DO: Take the time to watch party political broadcasts. They may indeed be analogue communication in a digital age, and look positively ancient compared to whizz-bang social media campaigning, but they are a chance for politicians to show what terrible actors they are, much to the amusement of the rest of us.

DON’T: Believe that we will wake up on Friday the 13th – now there is an omen – with everything settled. We could, as some fear, end up with another evenly divided Commons and be right back to square one.
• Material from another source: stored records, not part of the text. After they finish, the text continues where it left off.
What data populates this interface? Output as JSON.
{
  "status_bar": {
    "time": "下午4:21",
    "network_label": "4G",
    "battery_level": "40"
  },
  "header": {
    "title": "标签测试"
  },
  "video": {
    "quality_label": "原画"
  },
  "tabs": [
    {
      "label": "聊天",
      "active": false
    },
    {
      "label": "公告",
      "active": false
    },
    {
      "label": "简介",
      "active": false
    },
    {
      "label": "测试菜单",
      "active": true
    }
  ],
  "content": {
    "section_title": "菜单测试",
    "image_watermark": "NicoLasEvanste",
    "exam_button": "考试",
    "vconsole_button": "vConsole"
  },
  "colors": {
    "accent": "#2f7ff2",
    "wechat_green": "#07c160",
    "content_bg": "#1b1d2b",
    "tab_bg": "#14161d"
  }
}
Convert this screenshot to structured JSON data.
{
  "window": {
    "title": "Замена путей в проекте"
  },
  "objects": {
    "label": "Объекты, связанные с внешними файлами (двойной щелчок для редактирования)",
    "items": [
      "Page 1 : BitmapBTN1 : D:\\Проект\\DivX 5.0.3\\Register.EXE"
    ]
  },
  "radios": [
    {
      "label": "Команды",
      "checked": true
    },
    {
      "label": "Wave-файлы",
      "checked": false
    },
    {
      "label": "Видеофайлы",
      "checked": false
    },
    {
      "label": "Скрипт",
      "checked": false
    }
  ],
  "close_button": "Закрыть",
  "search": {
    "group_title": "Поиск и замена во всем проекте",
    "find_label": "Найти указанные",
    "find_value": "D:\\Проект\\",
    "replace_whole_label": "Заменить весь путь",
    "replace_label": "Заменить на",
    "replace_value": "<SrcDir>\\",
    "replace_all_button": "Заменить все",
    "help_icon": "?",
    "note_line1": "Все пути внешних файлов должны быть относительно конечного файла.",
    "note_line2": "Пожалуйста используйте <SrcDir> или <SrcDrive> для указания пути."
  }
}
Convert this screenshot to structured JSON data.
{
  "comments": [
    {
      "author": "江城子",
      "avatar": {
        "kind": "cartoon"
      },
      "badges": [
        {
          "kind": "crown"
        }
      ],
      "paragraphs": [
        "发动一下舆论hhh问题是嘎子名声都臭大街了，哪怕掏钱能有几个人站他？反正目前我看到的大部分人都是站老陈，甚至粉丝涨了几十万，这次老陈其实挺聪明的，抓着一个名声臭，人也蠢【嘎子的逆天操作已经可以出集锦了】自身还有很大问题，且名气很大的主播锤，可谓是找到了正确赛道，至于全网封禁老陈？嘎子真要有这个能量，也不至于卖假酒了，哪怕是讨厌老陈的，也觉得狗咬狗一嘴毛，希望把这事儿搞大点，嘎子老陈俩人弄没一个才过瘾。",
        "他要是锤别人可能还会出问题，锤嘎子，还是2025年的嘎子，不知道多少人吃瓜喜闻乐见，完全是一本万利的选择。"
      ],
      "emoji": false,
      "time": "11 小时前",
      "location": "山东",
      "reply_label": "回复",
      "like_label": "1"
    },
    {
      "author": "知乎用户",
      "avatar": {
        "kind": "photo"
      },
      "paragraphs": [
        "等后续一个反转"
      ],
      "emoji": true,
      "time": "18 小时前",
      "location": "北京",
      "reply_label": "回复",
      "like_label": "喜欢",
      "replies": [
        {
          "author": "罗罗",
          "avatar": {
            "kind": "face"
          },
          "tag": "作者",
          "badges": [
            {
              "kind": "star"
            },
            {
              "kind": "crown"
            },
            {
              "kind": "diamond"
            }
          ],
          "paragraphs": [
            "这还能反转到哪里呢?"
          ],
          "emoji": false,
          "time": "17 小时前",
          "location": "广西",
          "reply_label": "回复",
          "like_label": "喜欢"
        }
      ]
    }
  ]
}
The last Christmas election, in 1923, resulted in a hung parliament and another General Election less than a year later.

Merry Christmas everyone.